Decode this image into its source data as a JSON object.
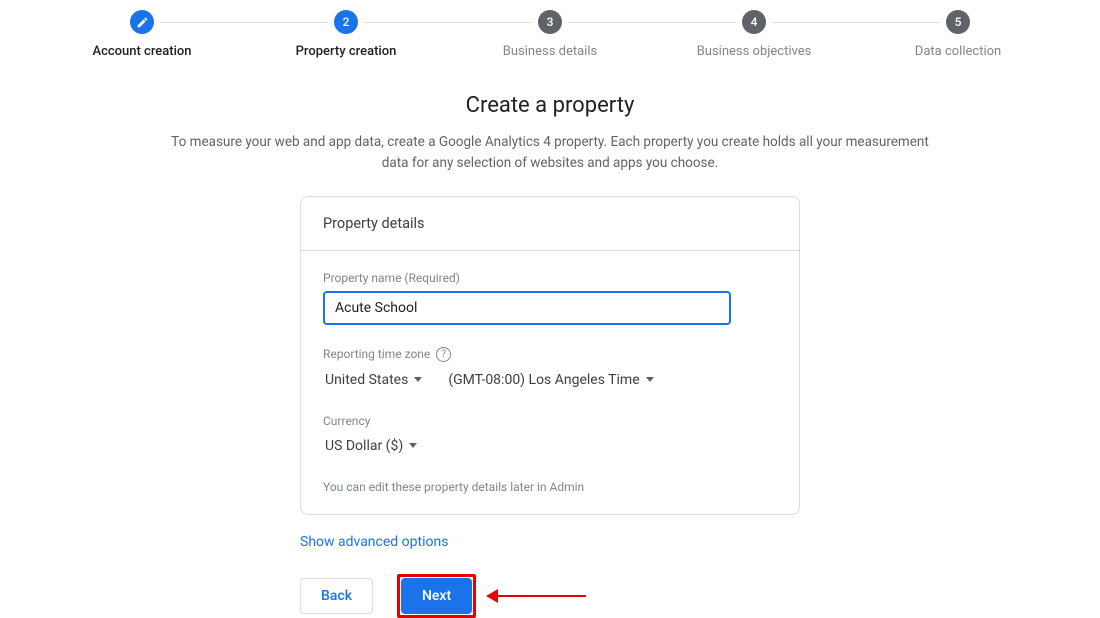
{
  "stepper": {
    "steps": [
      {
        "label": "Account creation",
        "state": "done"
      },
      {
        "label": "Property creation",
        "state": "active",
        "num": "2"
      },
      {
        "label": "Business details",
        "state": "todo",
        "num": "3"
      },
      {
        "label": "Business objectives",
        "state": "todo",
        "num": "4"
      },
      {
        "label": "Data collection",
        "state": "todo",
        "num": "5"
      }
    ]
  },
  "heading": {
    "title": "Create a property",
    "subtitle": "To measure your web and app data, create a Google Analytics 4 property. Each property you create holds all your measurement data for any selection of websites and apps you choose."
  },
  "card": {
    "section_title": "Property details",
    "name_label": "Property name (Required)",
    "name_value": "Acute School",
    "tz_label": "Reporting time zone",
    "tz_country": "United States",
    "tz_offset": "(GMT-08:00) Los Angeles Time",
    "currency_label": "Currency",
    "currency_value": "US Dollar ($)",
    "hint": "You can edit these property details later in Admin"
  },
  "advanced": {
    "label": "Show advanced options"
  },
  "buttons": {
    "back": "Back",
    "next": "Next"
  },
  "icons": {
    "help": "?"
  }
}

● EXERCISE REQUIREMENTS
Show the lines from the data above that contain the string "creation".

● EXERCISE OUTPUT
        "label": "Account creation",
        "label": "Property creation",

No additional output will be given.